TOPEKA, Kan. (AP) — Kansas legislators who oppose a proposal aimed at expediting appeals in death penalty cases appeared Thursday to have blocked its passage this year.
House and Senate negotiators on criminal justice issues abandoned the measure Thursday night, only hours after the full House refused on a procedural voice vote to clear the way for action in both chambers on the measure.
The negotiators had been working on a bill that would both set deadlines in capital murder appeals and make some law enforcement records available to the public. The three senators and three House members cut the two proposals apart and saved the open records proposal, which come up for final votes in each chamber Friday.
The death penalty changes would have given attorneys less than a year to file their legal arguments with the Kansas Supreme Court, which must review every capital murder case. The length of their filings also would have been limited, and the Supreme Court would have had a year after the filings were finished to render a decision.
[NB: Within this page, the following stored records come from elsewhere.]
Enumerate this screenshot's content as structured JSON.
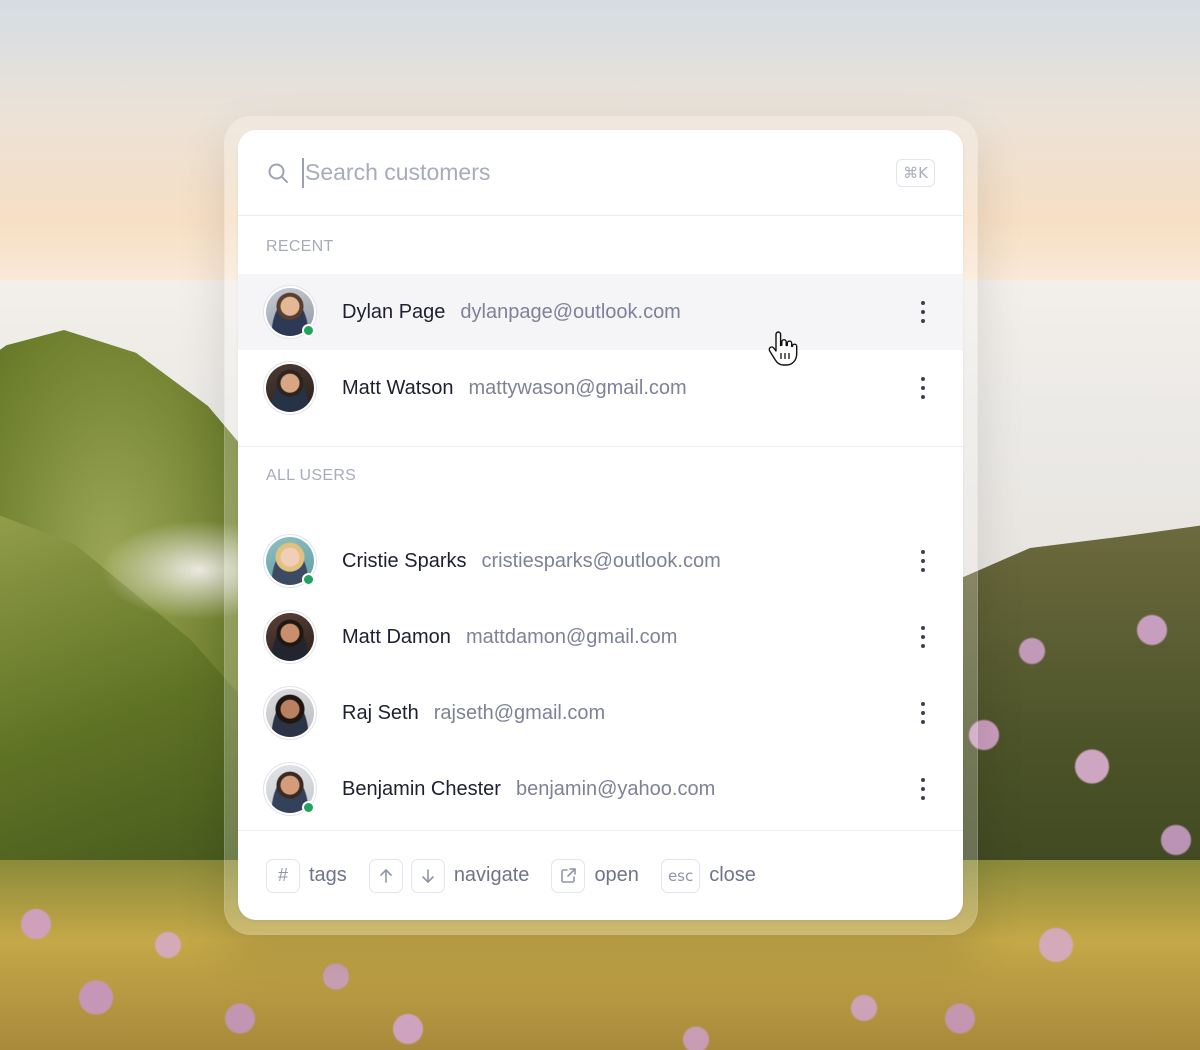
{
  "search": {
    "placeholder": "Search customers",
    "shortcut": "⌘K"
  },
  "sections": {
    "recent_label": "RECENT",
    "all_users_label": "ALL USERS"
  },
  "recent": [
    {
      "name": "Dylan Page",
      "email": "dylanpage@outlook.com",
      "online": true,
      "avatar_color": "#8a6a55"
    },
    {
      "name": "Matt Watson",
      "email": "mattywason@gmail.com",
      "online": false,
      "avatar_color": "#4a3a33"
    }
  ],
  "all_users": [
    {
      "name": "Cristie Sparks",
      "email": "cristiesparks@outlook.com",
      "online": true,
      "avatar_color": "#d9b77a"
    },
    {
      "name": "Matt Damon",
      "email": "mattdamon@gmail.com",
      "online": false,
      "avatar_color": "#3a2c26"
    },
    {
      "name": "Raj Seth",
      "email": "rajseth@gmail.com",
      "online": false,
      "avatar_color": "#3b2e2a"
    },
    {
      "name": "Benjamin Chester",
      "email": "benjamin@yahoo.com",
      "online": true,
      "avatar_color": "#5a4538"
    }
  ],
  "footer": {
    "tags_key": "#",
    "tags_label": "tags",
    "navigate_label": "navigate",
    "open_label": "open",
    "esc_key": "esc",
    "close_label": "close"
  },
  "colors": {
    "online": "#1fa45c",
    "active_row": "#f5f5f8"
  }
}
However, the high court would have retained some discretion to extend deadlines.
Kansas enacted its current death penalty law in 1994 but has yet to execute anyone. Nine men have been sentenced to death and none is expected to face lethal injection for at least several more years. Some legislators argue that appeals drag out unnecessarily, thwarting the will of juries and causing pain to victims’ families.
“We’ll have to have that conversation next year,” said Senate Judiciary Committee Chairman Jeff King, an Independence Republican and a leading advocate of the changes.
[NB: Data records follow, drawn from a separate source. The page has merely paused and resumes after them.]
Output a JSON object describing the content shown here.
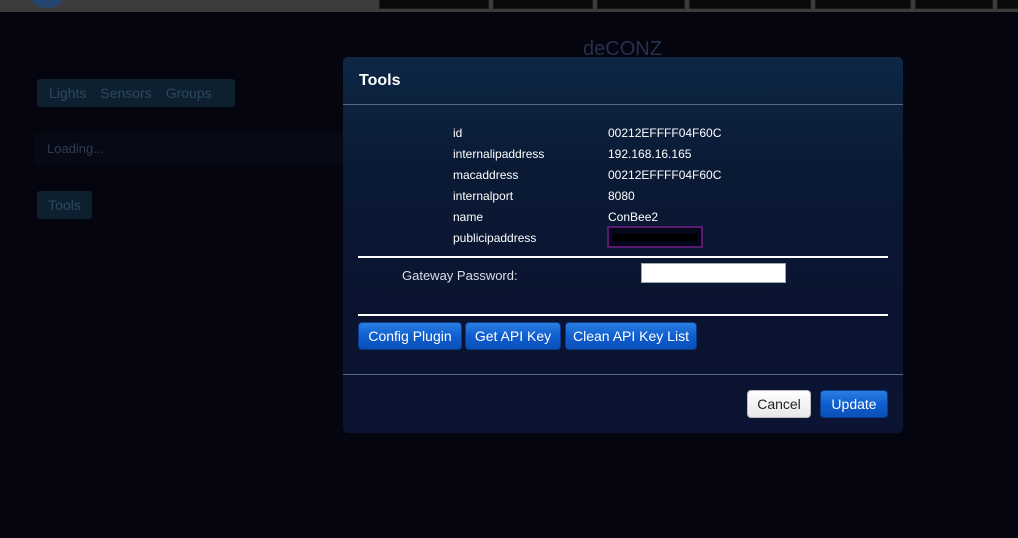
{
  "app": {
    "title": "deCONZ",
    "nav_items": [
      {
        "label": "Lights"
      },
      {
        "label": "Sensors"
      },
      {
        "label": "Groups"
      }
    ],
    "loading_text": "Loading...",
    "tools_button": "Tools"
  },
  "dialog": {
    "title": "Tools",
    "info": [
      {
        "key": "id",
        "value": "00212EFFFF04F60C"
      },
      {
        "key": "internalipaddress",
        "value": "192.168.16.165"
      },
      {
        "key": "macaddress",
        "value": "00212EFFFF04F60C"
      },
      {
        "key": "internalport",
        "value": "8080"
      },
      {
        "key": "name",
        "value": "ConBee2"
      },
      {
        "key": "publicipaddress",
        "value": ""
      }
    ],
    "password_label": "Gateway Password:",
    "password_value": "",
    "buttons": {
      "config_plugin": "Config Plugin",
      "get_api_key": "Get API Key",
      "clean_api_key_list": "Clean API Key List",
      "cancel": "Cancel",
      "update": "Update"
    }
  },
  "colors": {
    "accent_blue": "#0f5fcf",
    "dialog_bg": "#0a1a35",
    "page_bg": "#050510"
  }
}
King had said that even with the changes, death penalty appeals likely would take an average of nearly 11 years to run their course.
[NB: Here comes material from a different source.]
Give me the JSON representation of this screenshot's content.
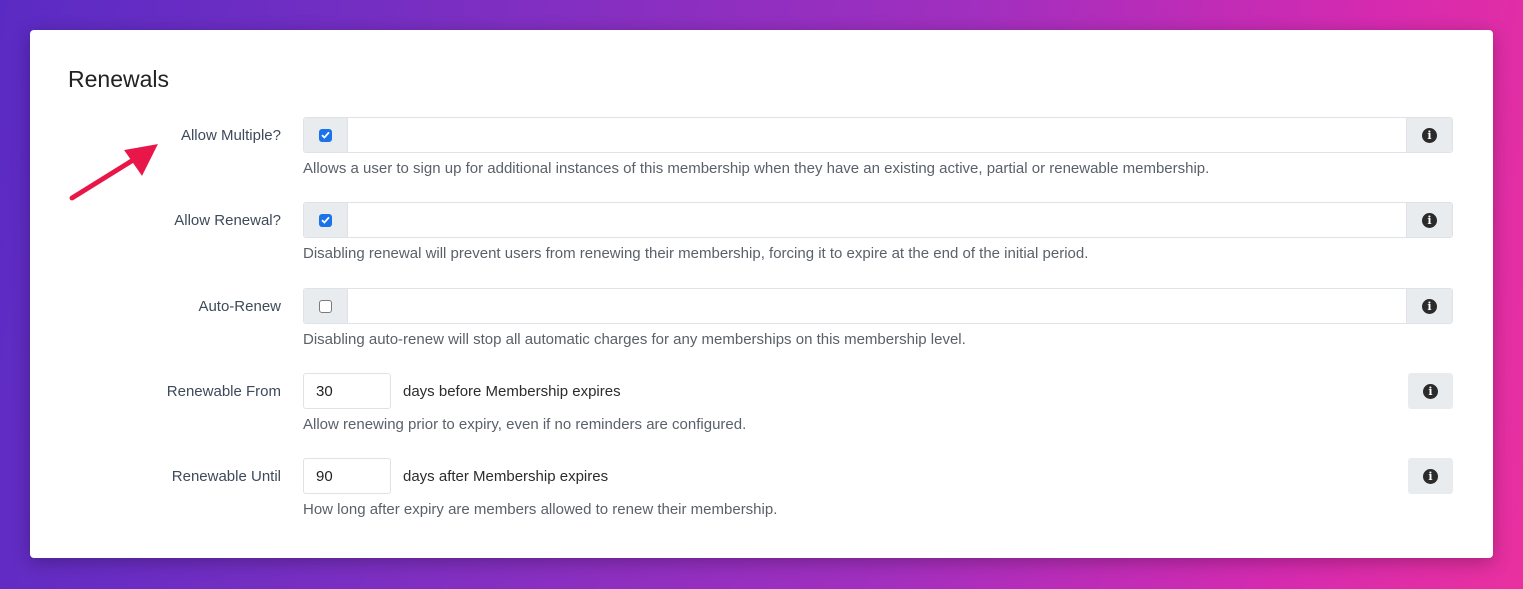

But two of the six negotiators opposed the death penalty language, and the Legislature’s rules required both chambers to agree to move ahead with the legislation despite the dissenters’ qualms. Senators agreed, but the House rejected the idea on a voice vote, with a resounding collective shout of “no.”
“The bill had no chance of passing with those provisions in it — passing the House,” said Rep. John Rubin, a Shawnee Republican and chairman of the House Corrections and Juvenile Justice Committee.
Rubin supported the death penalty provisions, but the more pressing goal for him was allowing public access to law enforcement documents on arrests and searches, which are now closed in Kansas.
Prosecutors had been nervous about opening such records to the public. Rubin said the proposal would increase transparency in law enforcement activities and bring Kansas in line with the rest of the nation.
“It’s important for Kansas to end its position as an outlier state,” Rubin said.